It was a difficult choice challenging my friend, Rep. Basile, but I decided to enter the race because I firmly believe East Boston deserves better representation at the State House. I initially broke with the Representative on the issue of a casino a Suffolk Downs, which he supported, and was further disappointed when he and our other elected officials failed to fully defend the neighborhood’s “no” vote after last November’s referendum. But looking closer at Rep. Basile’s record, I found that going back even further than that, he has too often sided with developers to fast-track potentially harmful development along the waterfront and elsewhere, and has at times not held Massport accountable for fulfilling its agreements with the neighborhood. (while taking campaign donations from its CEO and employees’ union PAC)

I will put our community first – not corporate lobbyists.

What’s more, I will work to make sure East Boston has the best educational options for all our children, and not just those who know how to navigate the charter or private school process. Along with residents from every part of the neighborhood, I will take a look at development in East Boston and ensure that it is a good fit for the neighborhood as it exists now, and not as developers want it to look a decade from now. We must ensure that longtime residents, including our elderly, can afford to stay here if they so choose. I will dig into the issue of youth violence and crime, looking for ways to ensure that we not only have enough police on our streets, but that every young person in Eastie has mentoring relationships, healthy recreational options, and meaningful employment. These are the building blocks for the rest of their lives.

East Boston is changing at such a rapid pace. Demographically, this is not the same neighborhood it was 10, let alone 30, years ago. Reflecting the previous arrivals of Russian Jews, Irish, and Italian immigrants of the last two centuries, waves of immigrants from Central and South America, the Middle East and North Africa, as well as young professionals and families, are now calling East Boston home. Resisting this change, or worse — pretending it isn’t happening – is a recipe for disaster, threatening the sense of neighborliness and inclusiveness Eastie has always enjoyed. Elected officials haven’t always accounted for these changes in the way they engage the community. Everywhere I go in the neighborhood, those who are newer to Eastie scratch their heads at the way politics is done here and lament that they often don’t feel represented or listened to by our officials. I will be a different kind of official, safeguarding the welcoming, inclusive atmosphere for which Eastie has gotten a reputation and ensuring that the policies I author or approve benefit all my neighbors – and not just a few “connecteds or electeds.”
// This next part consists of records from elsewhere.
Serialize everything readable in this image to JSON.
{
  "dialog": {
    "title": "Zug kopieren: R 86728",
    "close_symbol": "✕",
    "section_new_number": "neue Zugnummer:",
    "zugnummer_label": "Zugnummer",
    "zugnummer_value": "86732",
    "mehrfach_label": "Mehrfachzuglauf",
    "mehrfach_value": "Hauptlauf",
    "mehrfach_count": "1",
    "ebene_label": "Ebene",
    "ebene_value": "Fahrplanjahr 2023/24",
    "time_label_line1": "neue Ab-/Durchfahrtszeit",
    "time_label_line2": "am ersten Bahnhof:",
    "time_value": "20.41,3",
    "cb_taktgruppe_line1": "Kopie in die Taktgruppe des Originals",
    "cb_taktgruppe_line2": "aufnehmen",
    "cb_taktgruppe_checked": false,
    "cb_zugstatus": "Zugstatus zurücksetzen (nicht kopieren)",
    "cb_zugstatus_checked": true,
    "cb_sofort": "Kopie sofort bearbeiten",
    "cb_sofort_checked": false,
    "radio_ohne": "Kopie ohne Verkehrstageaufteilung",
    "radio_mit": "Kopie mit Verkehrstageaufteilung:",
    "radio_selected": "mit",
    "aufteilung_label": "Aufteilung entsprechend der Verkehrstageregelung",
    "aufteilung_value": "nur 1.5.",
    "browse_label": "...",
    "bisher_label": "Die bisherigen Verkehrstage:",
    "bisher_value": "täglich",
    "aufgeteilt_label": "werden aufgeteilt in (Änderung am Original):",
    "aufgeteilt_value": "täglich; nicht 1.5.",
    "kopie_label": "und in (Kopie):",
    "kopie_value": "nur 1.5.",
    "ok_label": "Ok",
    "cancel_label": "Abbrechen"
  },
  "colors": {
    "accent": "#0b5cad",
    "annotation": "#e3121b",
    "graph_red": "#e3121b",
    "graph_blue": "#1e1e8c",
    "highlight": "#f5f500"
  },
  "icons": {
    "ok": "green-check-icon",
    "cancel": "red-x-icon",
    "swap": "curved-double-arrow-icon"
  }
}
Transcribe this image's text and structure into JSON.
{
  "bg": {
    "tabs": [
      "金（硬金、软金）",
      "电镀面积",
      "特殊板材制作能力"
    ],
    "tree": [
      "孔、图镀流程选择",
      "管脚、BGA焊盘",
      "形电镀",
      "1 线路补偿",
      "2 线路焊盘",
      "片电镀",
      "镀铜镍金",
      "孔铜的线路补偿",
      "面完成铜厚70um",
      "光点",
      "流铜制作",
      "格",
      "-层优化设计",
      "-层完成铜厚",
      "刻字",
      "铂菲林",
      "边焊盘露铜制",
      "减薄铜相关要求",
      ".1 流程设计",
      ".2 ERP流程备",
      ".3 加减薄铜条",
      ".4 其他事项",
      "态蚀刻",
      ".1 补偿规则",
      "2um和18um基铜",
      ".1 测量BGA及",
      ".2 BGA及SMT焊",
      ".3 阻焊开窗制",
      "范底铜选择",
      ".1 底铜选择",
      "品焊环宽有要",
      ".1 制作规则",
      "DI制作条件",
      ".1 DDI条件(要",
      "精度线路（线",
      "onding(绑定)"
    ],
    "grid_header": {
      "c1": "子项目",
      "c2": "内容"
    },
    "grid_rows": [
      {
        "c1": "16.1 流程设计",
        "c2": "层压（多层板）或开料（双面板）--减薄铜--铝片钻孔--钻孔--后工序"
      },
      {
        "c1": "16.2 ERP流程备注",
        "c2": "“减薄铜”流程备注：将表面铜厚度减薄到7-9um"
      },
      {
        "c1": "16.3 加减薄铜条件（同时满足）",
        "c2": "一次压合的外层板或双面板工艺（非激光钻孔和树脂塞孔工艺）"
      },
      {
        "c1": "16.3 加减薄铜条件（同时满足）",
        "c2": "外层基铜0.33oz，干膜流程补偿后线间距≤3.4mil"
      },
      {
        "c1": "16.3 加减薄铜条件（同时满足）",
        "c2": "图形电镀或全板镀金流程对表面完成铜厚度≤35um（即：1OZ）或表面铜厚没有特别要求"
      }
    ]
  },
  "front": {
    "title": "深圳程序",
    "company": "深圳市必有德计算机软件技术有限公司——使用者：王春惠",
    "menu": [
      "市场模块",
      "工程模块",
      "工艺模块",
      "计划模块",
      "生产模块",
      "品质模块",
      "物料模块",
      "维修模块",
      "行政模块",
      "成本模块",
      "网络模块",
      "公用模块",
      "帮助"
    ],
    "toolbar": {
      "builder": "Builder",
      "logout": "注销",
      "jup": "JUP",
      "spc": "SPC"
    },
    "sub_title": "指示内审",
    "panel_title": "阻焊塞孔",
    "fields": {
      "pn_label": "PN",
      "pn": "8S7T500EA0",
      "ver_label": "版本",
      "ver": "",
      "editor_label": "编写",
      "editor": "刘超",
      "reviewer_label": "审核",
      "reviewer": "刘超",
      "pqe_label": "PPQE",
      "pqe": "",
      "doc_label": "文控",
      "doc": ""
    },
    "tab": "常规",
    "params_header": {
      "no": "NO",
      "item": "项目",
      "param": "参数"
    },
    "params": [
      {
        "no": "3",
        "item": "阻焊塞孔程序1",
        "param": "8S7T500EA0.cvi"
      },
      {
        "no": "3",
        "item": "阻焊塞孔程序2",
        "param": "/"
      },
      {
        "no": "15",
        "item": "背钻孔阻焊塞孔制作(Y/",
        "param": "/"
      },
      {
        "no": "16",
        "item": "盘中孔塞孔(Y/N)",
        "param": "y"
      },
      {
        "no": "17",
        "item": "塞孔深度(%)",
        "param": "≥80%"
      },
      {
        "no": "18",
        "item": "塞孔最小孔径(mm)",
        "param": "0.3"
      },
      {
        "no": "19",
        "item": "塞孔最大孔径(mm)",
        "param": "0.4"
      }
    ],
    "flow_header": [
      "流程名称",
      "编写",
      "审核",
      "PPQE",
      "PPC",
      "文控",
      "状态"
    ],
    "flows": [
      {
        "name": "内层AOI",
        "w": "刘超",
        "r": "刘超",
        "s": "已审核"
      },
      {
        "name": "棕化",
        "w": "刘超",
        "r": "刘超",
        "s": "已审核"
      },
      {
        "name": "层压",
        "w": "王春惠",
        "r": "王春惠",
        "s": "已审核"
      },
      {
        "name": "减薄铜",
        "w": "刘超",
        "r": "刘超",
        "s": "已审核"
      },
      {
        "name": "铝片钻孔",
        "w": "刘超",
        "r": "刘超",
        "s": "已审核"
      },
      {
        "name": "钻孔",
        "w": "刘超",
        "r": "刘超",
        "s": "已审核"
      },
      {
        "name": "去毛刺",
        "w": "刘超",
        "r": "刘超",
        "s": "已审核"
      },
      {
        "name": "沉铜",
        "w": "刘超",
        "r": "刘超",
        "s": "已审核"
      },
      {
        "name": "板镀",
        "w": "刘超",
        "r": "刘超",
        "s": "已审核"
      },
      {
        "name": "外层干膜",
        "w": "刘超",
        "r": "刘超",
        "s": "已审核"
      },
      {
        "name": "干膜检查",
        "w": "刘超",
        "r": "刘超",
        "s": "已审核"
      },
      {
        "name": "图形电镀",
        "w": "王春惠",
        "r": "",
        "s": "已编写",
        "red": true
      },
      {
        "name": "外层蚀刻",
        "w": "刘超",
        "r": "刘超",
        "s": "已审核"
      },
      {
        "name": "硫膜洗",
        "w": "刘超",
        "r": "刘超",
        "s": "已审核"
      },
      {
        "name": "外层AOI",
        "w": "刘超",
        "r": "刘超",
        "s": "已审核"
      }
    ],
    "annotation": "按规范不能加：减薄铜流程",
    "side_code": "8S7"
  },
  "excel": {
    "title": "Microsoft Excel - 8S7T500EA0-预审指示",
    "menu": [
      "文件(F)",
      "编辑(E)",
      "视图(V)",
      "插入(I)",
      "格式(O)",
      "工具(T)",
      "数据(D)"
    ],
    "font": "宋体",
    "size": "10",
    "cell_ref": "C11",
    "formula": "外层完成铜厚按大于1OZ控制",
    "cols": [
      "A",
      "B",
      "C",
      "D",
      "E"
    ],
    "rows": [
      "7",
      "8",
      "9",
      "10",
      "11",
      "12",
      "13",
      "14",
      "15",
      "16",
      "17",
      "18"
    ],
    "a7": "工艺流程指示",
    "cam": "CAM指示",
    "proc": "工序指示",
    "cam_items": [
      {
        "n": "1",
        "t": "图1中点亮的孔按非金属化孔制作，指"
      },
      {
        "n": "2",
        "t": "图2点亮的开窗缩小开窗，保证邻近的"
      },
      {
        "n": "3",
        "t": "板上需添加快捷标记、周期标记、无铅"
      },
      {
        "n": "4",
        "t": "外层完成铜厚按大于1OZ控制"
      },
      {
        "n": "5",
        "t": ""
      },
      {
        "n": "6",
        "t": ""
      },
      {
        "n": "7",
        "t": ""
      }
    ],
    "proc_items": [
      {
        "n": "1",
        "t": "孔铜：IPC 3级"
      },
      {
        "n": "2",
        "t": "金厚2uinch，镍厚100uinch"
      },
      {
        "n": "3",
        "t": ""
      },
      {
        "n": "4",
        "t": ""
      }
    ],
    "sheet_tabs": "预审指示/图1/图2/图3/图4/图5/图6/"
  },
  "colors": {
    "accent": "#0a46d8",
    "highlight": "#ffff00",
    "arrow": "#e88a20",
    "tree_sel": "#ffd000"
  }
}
This campaign has been the toughest, most rewarding job interview I’ve ever experienced. But I fully realize that the campaign is only the beginning of the job, and that it is a job that only lasts two years. With my robust 100-day plan, I will get to work on day one for you, digging into the legislation that is in process as well as neighborhood issues like development, youth crime, and education. We have an opportunity to forge a different path this Nov. 4, and I humbly ask you to hire me as your next State Representative. Thank you!